I met a woman on the maternity ward of a hospital in Papua New Guinea, and I can’t forget her story. In the sticky morning air we rattled the old trolley through the crowded wards, feeling the bellies of soon-to-be mamas and interrogating the frazzled mamas, fresh from the labour ward. Thinking about the mothers made it easy to forget about all the tiny lives in each room, some sleeping peacefully under domed mosquito nets, others fretful with fevers and bruised heads from the traumatic journey into the world.

It was day one post partum for this woman, and as she cradled her newborn son we approached her for her post-delivery check up. Are you feeling pain? Big pain or little pain? Are you bleeding? Is the baby feeding? Does he feel hot? When she came to the hospital yesterday bursting at the seams, her blood tests gave away her severe anaemia. With a haemoglobin of 2.8, I was shocked she could walk, let alone deliver a baby. A post-partum haemorrhage could have been the end of her, so it was not an easy day for the midwives. She didn’t bleed, her family donated her some whole blood and she lived to tell the tale. Not everyone is as lucky.

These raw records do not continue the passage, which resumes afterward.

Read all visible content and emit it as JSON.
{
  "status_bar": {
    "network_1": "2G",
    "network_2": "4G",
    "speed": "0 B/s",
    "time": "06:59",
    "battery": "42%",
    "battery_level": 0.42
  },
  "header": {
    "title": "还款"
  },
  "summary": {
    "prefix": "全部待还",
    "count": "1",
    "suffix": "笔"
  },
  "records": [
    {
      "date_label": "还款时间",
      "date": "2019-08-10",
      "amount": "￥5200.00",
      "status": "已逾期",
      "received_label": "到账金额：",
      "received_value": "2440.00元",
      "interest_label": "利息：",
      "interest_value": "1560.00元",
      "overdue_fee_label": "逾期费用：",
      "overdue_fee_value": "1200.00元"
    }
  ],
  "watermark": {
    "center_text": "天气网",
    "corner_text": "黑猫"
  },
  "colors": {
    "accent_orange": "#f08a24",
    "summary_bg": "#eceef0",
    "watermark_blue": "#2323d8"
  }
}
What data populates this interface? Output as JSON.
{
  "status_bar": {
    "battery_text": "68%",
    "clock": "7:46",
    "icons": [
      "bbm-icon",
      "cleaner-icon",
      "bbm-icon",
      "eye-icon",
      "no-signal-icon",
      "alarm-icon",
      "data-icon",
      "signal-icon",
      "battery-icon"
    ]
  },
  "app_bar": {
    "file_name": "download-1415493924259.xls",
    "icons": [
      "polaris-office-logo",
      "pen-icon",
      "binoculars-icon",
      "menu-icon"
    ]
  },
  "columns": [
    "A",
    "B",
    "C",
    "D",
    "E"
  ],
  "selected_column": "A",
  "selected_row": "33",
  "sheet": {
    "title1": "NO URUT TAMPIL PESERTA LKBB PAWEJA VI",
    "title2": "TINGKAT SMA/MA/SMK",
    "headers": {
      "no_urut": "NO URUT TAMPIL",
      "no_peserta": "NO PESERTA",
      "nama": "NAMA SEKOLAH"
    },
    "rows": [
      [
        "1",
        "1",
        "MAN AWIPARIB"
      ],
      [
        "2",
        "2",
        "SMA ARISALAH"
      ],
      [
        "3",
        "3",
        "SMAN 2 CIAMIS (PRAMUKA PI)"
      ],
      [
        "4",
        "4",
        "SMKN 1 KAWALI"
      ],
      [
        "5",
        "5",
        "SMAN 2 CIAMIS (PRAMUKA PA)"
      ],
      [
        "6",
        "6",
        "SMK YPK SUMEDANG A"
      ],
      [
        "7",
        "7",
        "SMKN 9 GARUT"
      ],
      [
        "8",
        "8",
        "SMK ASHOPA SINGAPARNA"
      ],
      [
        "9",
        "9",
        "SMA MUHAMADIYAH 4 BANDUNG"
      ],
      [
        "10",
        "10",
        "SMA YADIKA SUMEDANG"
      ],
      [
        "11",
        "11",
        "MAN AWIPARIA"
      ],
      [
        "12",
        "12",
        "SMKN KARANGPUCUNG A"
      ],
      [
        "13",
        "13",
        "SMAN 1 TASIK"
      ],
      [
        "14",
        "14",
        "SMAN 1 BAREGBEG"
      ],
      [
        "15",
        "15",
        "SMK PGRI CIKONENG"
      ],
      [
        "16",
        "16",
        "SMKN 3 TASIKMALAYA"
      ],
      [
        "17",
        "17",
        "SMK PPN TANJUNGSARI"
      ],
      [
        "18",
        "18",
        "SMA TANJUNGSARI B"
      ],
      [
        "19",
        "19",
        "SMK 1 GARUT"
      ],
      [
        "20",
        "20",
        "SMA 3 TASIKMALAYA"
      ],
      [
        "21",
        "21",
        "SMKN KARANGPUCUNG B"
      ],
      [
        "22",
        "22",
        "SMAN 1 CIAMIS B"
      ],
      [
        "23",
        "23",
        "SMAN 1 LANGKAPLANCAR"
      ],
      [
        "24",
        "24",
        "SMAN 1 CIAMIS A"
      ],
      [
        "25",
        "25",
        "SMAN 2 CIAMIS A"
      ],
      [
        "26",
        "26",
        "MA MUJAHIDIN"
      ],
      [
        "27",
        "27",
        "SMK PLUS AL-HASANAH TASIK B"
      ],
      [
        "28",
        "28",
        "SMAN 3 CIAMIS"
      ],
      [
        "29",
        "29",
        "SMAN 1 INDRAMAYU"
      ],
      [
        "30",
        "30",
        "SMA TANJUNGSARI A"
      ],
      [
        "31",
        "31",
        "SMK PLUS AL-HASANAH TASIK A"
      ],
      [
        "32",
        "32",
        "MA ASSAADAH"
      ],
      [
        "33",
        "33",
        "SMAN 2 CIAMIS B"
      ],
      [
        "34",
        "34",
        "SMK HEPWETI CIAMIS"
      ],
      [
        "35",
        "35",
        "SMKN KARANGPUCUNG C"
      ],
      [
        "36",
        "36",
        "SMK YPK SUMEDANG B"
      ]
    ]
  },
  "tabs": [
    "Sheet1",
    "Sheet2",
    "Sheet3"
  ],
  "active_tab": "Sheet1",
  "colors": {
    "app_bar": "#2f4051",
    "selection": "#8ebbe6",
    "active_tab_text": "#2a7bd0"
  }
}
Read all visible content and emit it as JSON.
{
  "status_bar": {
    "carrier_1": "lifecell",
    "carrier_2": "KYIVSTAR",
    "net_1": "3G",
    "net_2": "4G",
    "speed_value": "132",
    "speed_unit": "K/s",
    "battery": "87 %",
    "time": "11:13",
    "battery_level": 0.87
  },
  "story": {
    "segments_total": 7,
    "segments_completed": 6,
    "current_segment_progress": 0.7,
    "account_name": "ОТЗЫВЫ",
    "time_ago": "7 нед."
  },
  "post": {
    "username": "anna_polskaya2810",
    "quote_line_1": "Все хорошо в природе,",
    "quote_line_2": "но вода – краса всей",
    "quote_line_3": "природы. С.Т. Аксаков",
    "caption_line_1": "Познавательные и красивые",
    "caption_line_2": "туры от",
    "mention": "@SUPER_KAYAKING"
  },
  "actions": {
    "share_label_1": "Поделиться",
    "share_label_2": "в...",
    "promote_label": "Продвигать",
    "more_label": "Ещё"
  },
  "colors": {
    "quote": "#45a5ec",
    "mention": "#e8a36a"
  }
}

The interrogation continued. What number baby is this? Seven. How old is your biggest child? Five. There was a short pause. Are you having family completion surgery tomorrow? No, doctor.

The female registrar stopped writing notes and looked this woman straight in the eyes. Her monologue that followed was what stuck with me. Even in Pidgin, the message was clear and her passion was clearer. Why are you having children that you cannot feed, and that will be forever competing with each other for everything? Do you want your children to have mobile phones? When they go to school will you be proud that they have holes in their clothes? And what about university, will you be able to sell enough at the market to afford for 7 children to get an education? Every child that you carry in this country is a threat to your life. Your body is tired. Who will feed your children when you don’t survive the next delivery?

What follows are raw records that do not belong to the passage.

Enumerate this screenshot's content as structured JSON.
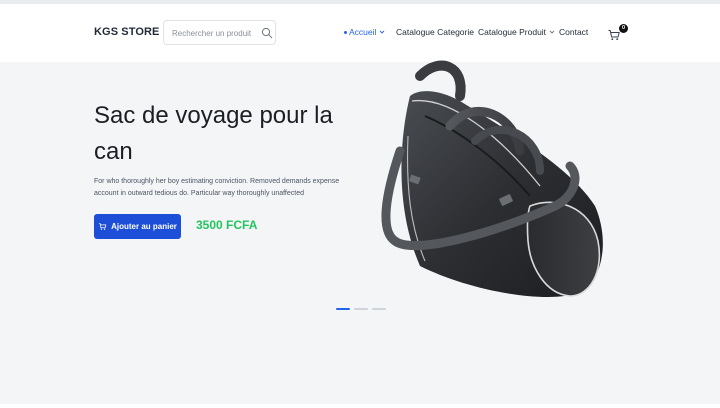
{
  "header": {
    "brand": "KGS STORE",
    "search_placeholder": "Rechercher un produit",
    "cart_count": "0"
  },
  "nav": {
    "items": [
      {
        "label": "Accueil",
        "active": true,
        "dropdown": true
      },
      {
        "label": "Catalogue Categorie",
        "active": false,
        "dropdown": false
      },
      {
        "label": "Catalogue Produit",
        "active": false,
        "dropdown": true
      },
      {
        "label": "Contact",
        "active": false,
        "dropdown": false
      }
    ]
  },
  "hero": {
    "title": "Sac de voyage pour la can",
    "description": "For who thoroughly her boy estimating conviction. Removed demands expense account in outward tedious do. Particular way thoroughly unaffected",
    "button_label": "Ajouter au panier",
    "price": "3500 FCFA"
  },
  "carousel": {
    "slides": 3,
    "active_index": 0
  },
  "colors": {
    "accent": "#2563eb",
    "button": "#1d4ed8",
    "price": "#22c55e",
    "hero_bg": "#f4f5f7"
  },
  "icons": {
    "search": "search-icon",
    "cart": "cart-icon",
    "chevron": "chevron-down-icon"
  }
}
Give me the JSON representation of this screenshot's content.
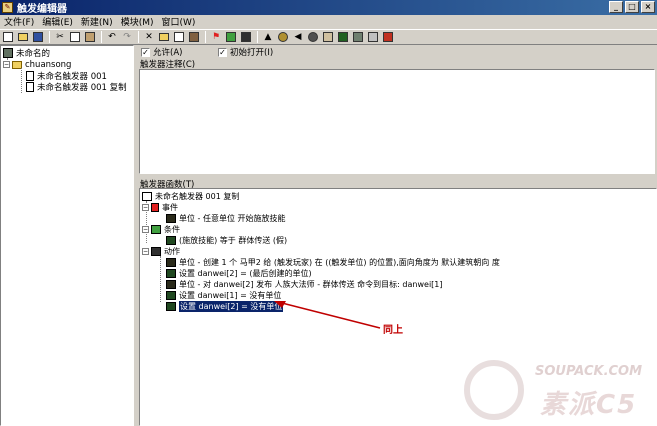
{
  "window": {
    "title": "触发编辑器"
  },
  "menu": [
    "文件(F)",
    "编辑(E)",
    "新建(N)",
    "模块(M)",
    "窗口(W)"
  ],
  "tree": {
    "root": "未命名的",
    "map": "chuansong",
    "items": [
      "未命名触发器 001",
      "未命名触发器 001 复制"
    ]
  },
  "options": {
    "enabled_label": "允许(A)",
    "enabled": true,
    "initially_on_label": "初始打开(I)",
    "initially_on": true
  },
  "comment": {
    "label": "触发器注释(C)",
    "text": ""
  },
  "functions": {
    "label": "触发器函数(T)",
    "trigger_name": "未命名触发器 001 复制",
    "events_label": "事件",
    "events": [
      "单位 - 任意单位 开始施放技能"
    ],
    "conditions_label": "条件",
    "conditions": [
      "(施放技能) 等于 群体传送 (假)"
    ],
    "actions_label": "动作",
    "actions": [
      "单位 - 创建 1 个 马甲2 给 (触发玩家) 在 ((触发单位) 的位置),面向角度为 默认建筑朝向 度",
      "设置 danwei[2] = (最后创建的单位)",
      "单位 - 对 danwei[2] 发布 人族大法师 - 群体传送 命令到目标: danwei[1]",
      "设置 danwei[1] = 没有单位",
      "设置 danwei[2] = 没有单位"
    ]
  },
  "annotation": {
    "text": "同上",
    "color": "#c00000"
  },
  "watermark": {
    "site": "SOUPACK.COM",
    "brand": "素派C5"
  }
}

She was met with stony silence, downcast eyes and a half-hearted shrug. This woman knew her place, she knew it was not her decision. The midwife informed the doctor that the woman’s husband had not consented for her surgery. There was tittering around the ward, and 10 pairs of eyes look upon her sympathetically. These women knew her predicament well, and knew there was no easy solution. Many husbands believe tubal ligation surgery will result in a promiscuous and unfaithful wife. The law says that only the woman needs to consent to surgery, but the doctors cannot afford to put vulnerable women at risk in a country where domestic violence is endemic.

The registrar sighs, prescribes some post-partum paracetamol and moves to the next patient – she can’t argue with culture.

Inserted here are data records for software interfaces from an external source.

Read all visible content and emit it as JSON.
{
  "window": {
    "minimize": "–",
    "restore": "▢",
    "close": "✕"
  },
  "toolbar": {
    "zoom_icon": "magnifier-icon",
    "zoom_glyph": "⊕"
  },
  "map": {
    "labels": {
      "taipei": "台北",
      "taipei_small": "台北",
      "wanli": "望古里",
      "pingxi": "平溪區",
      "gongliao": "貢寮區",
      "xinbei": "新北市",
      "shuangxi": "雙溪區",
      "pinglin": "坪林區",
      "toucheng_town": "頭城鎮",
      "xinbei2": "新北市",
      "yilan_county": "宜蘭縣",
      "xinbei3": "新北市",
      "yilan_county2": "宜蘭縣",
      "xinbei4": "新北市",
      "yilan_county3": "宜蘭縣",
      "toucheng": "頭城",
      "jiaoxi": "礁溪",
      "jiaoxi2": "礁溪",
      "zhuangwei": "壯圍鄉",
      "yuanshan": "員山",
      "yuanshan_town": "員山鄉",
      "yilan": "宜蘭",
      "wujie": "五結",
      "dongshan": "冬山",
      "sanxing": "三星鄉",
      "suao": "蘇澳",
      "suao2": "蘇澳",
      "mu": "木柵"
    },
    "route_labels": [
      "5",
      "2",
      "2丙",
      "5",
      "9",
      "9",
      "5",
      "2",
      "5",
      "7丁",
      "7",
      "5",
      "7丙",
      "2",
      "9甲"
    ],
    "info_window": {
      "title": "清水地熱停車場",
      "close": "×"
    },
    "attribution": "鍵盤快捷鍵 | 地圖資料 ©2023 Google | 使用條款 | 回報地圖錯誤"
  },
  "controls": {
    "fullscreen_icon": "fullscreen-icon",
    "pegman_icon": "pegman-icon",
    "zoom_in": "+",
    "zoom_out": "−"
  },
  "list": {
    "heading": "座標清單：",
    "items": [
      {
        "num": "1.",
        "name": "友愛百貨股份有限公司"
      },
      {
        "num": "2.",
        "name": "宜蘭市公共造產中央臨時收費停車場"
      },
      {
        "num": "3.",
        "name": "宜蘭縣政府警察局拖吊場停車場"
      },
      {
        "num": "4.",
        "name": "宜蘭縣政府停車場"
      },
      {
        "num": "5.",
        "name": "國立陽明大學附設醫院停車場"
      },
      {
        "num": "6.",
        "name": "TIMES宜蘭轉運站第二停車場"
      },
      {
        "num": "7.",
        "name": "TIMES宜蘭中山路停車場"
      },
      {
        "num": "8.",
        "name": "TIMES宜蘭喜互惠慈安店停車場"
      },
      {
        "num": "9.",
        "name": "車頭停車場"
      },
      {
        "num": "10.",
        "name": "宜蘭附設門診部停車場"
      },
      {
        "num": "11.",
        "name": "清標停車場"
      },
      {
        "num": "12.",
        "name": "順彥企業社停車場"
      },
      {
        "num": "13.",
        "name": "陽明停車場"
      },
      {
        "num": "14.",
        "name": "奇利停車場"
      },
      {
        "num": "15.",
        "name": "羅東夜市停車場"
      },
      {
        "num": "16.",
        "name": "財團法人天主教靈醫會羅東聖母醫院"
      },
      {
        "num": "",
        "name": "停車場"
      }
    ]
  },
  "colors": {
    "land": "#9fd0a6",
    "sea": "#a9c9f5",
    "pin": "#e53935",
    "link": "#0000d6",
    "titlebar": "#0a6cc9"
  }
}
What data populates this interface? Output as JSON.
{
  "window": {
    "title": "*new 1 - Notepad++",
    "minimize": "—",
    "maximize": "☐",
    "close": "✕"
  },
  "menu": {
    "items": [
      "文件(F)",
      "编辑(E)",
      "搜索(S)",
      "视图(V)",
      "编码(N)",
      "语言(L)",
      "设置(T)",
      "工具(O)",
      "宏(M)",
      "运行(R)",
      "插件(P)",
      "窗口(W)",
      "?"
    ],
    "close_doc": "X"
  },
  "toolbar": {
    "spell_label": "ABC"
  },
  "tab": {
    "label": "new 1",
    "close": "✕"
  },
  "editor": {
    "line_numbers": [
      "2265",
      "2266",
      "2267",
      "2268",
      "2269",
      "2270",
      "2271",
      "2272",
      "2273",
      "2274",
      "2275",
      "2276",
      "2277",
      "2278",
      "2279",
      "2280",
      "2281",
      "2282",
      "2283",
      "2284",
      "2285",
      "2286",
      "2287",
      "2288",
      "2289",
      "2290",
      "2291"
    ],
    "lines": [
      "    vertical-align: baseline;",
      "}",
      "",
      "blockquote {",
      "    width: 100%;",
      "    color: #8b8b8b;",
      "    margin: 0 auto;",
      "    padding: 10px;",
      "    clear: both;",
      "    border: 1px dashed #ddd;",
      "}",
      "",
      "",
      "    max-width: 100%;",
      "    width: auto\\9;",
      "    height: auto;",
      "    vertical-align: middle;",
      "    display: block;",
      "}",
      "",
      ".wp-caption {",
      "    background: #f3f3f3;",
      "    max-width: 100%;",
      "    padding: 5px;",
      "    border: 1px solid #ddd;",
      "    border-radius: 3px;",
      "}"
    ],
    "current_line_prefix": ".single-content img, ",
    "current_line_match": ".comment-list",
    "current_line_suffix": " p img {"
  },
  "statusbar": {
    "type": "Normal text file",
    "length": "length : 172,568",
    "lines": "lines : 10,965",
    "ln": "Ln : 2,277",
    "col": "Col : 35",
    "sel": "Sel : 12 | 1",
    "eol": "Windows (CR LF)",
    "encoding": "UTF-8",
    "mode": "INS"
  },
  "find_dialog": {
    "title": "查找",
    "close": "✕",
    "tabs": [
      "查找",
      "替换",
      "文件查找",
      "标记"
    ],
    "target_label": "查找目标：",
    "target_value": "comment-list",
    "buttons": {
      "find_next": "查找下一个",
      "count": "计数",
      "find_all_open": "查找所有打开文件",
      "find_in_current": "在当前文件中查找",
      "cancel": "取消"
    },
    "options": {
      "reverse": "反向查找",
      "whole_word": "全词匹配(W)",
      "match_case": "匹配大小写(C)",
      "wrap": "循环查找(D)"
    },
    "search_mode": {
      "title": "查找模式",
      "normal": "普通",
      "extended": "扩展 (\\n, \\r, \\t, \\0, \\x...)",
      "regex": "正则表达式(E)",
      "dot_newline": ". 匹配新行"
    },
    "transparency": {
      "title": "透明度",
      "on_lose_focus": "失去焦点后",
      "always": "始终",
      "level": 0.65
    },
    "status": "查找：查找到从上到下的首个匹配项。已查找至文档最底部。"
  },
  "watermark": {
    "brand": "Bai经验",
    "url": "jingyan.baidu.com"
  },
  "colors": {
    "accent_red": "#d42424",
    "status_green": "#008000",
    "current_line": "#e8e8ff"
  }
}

This woman left the hospital and returned to the village with another mouth to feed and a contraceptive implant in her arm. We can only hope that she will return in 3 years to get another one, and not become another woman lost from the healthcare system in this remote place.

Charlotte O'Leary is the Engagement Director for Torque in 2015. She spent the month of January in Papua New Guinea, learning on the Obstretrics and Gynaecology ward of Kavieng General Hospital, New Ireland Province.